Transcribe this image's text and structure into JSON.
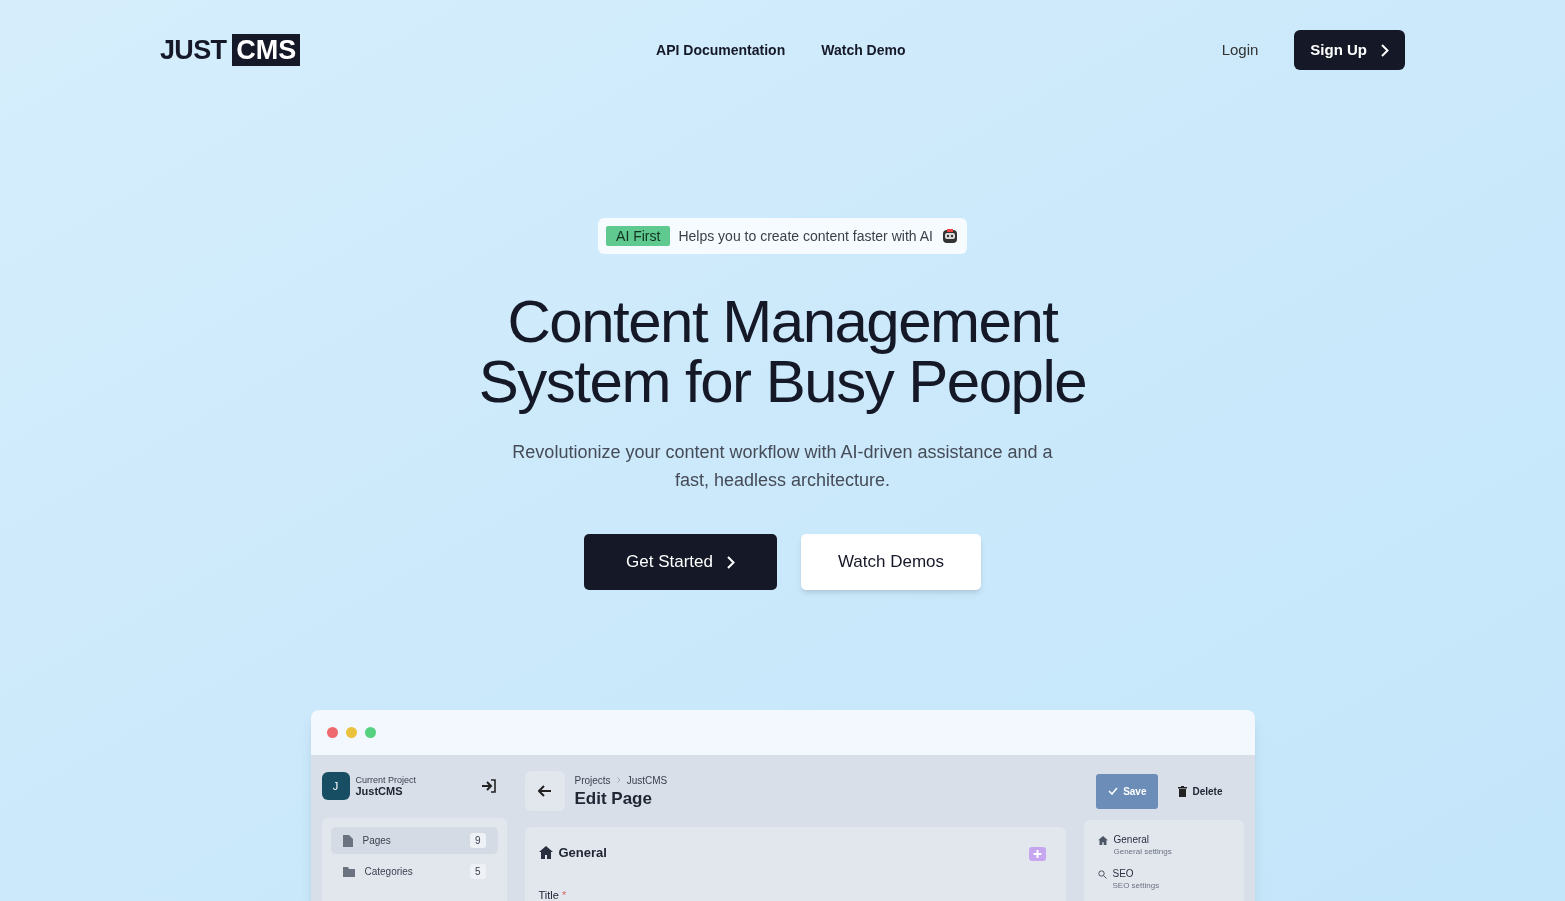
{
  "header": {
    "logo": {
      "plain": "JUST",
      "boxed": "CMS"
    },
    "links": [
      "API Documentation",
      "Watch Demo"
    ],
    "login": "Login",
    "signup": "Sign Up"
  },
  "hero": {
    "badge": {
      "tag": "AI First",
      "text": "Helps you to create content faster with AI"
    },
    "title": [
      "Content Management",
      "System for Busy People"
    ],
    "subtitle": [
      "Revolutionize your content workflow with AI-driven assistance and a",
      "fast, headless architecture."
    ],
    "primary_button": "Get Started",
    "secondary_button": "Watch Demos"
  },
  "app_preview": {
    "project": {
      "avatar": "J",
      "label": "Current Project",
      "name": "JustCMS"
    },
    "nav_items": [
      {
        "label": "Pages",
        "count": "9",
        "selected": true,
        "kind": "file"
      },
      {
        "label": "Categories",
        "count": "5",
        "selected": false,
        "kind": "folder"
      }
    ],
    "breadcrumb": [
      "Projects",
      "JustCMS"
    ],
    "page_title": "Edit Page",
    "save": "Save",
    "delete": "Delete",
    "section_title": "General",
    "field_label": "Title",
    "required_mark": "*",
    "outline": [
      {
        "title": "General",
        "subtitle": "General settings",
        "kind": "home"
      },
      {
        "title": "SEO",
        "subtitle": "SEO settings",
        "kind": "search"
      }
    ]
  }
}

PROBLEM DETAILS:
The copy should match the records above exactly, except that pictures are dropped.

ANSWER TO THE EXERCISE:
Transcribe this image's text and structure into JSON.
{
  "header": {
    "logo": {
      "plain": "JUST",
      "boxed": "CMS"
    },
    "links": [
      "API Documentation",
      "Watch Demo"
    ],
    "login": "Login",
    "signup": "Sign Up"
  },
  "hero": {
    "badge": {
      "tag": "AI First",
      "text": "Helps you to create content faster with AI"
    },
    "title": [
      "Content Management",
      "System for Busy People"
    ],
    "subtitle": [
      "Revolutionize your content workflow with AI-driven assistance and a",
      "fast, headless architecture."
    ],
    "primary_button": "Get Started",
    "secondary_button": "Watch Demos"
  },
  "app_preview": {
    "project": {
      "avatar": "J",
      "label": "Current Project",
      "name": "JustCMS"
    },
    "nav_items": [
      {
        "label": "Pages",
        "count": "9",
        "selected": true,
        "kind": "file"
      },
      {
        "label": "Categories",
        "count": "5",
        "selected": false,
        "kind": "folder"
      }
    ],
    "breadcrumb": [
      "Projects",
      "JustCMS"
    ],
    "page_title": "Edit Page",
    "save": "Save",
    "delete": "Delete",
    "section_title": "General",
    "field_label": "Title",
    "required_mark": "*",
    "outline": [
      {
        "title": "General",
        "subtitle": "General settings",
        "kind": "home"
      },
      {
        "title": "SEO",
        "subtitle": "SEO settings",
        "kind": "search"
      }
    ]
  }
}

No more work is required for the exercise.